Rahab – second woman of Advent – 6 December 2021
Here is a blue picture by Marc Chagall.
On the left is a nude, a naked women speaking to two other figures. Two smaller male figures stand on the roof of a house. The woman is speaking to these two. In her blue nakedness, the woman is more powerful than the men.
The voluptuousness of the woman is what catches the viewer’s eye. Here is a woman confident in her sexuality, and so on display.
The woman is Rahab, mentioned in Joshua 2, and three times in the New Testament. In the story of Joshua Rahab is a Canaanite woman who keeps an inn. The same word is used for female innkeeper and prostitute.
Rahab receives Hebrew spies into her house/inn, and hides them in return for negotiating the delivery (salvation) of her household.
In Matthew’s gospel Rahab is the second woman named in the genealogy of Jesus. Her profession (innkeeper and/or prostitute) is not described. She is mentioned in two epistles, both listing her as an exemplar of faith. In both cases she is described as a prostitute, the writers following the precedence set by the translators of the Septuagint version of the Old Testament. On the one hand her faith sets her apart, but her authority is diminished (so the authority of all women controlled) through this designation.
As a bonus, here is a second image of Rahab from the Brick Bible, maybe not one for the children.
Finally a reminder, we are still in the 16 days of activism against gender based violence.
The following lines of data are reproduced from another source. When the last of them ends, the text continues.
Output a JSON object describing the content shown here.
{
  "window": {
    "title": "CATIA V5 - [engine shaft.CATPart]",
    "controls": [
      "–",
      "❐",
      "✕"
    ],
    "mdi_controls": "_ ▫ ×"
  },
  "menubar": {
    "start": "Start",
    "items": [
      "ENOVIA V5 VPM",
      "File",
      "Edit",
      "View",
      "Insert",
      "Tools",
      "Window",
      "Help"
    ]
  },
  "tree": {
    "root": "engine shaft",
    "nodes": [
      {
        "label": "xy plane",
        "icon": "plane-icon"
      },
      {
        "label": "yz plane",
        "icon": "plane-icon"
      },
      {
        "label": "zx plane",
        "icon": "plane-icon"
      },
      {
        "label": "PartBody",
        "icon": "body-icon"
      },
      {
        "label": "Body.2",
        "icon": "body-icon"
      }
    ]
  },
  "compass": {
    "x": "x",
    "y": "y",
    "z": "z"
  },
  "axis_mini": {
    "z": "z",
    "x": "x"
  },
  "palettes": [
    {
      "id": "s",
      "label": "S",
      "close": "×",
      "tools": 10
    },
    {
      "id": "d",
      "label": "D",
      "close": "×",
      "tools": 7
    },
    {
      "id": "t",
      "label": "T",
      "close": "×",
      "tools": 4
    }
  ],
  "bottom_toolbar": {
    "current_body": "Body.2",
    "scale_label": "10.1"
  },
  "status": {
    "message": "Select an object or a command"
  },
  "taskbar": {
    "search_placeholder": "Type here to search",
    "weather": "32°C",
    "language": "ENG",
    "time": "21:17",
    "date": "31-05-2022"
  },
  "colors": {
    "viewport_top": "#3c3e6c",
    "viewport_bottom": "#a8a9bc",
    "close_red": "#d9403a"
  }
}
Let us together resist the labelling and diminishment of women and girls.
By faith the walls of Jericho fell after they had been encircled for seven days. By faith Rahab the prostitute did not perish with those who were disobedient, because she had received the spies in peace.
Thus the scripture was fulfilled that says, “Abraham believed God, and it was reckoned to him as righteousness,” and he was called the friend of God. You see that a person is justified by works and not by faith alone. Likewise, was not Rahab the prostitute also justified by works when she welcomed the messengers and sent them out by another road? For just as the body without the spirit is dead, so faith without works is also dead.
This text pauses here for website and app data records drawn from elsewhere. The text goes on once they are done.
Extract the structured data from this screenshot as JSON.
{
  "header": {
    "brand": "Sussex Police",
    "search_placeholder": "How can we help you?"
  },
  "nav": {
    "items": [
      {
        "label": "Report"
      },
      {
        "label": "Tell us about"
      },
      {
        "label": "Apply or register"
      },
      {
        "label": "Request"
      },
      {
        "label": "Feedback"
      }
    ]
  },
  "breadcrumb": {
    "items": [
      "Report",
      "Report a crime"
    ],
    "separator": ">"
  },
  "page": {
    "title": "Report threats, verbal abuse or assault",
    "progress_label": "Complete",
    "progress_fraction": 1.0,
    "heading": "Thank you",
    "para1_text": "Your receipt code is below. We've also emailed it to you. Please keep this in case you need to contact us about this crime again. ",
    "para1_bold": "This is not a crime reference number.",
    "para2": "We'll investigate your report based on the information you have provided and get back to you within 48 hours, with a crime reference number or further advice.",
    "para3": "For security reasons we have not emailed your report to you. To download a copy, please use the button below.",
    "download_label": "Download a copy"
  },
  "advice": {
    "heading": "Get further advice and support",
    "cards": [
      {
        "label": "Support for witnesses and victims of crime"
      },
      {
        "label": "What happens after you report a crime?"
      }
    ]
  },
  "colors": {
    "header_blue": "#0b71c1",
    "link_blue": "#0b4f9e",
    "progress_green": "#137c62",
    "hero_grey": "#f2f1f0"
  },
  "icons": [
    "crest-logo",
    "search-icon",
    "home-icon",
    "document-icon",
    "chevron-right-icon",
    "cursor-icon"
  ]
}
Rise up, rise up, O Rahab,
And bind the scarlet thread
On the casement of thy chamber,
When the battle waxeth red.
From the double feast of Gilgal,
From Jordan’s cloven wave,
They come with sound of trumpet,
With banner and with glaive.
Death to the foes of Israel!
But joy to thee, and thine,
To her who saved the spies of God,
Who shows the scarlet line!
And the faith of saints and martyrs
Lay brave at her heart’s core,
As some inward pulse were throbbing
Of the kingly line she bore.
When the soul that seeks for safety,
Shall behold but one red sign—
But the blood drops of Atonement
On the cross of Love Divine!
Cecil Francis Alexander, Rehab (verses 1-3, 6, 13)
‘Yahweh your God,
he is God in heaven above,
and on earth beneath.’
Rahab, Joshua 2:11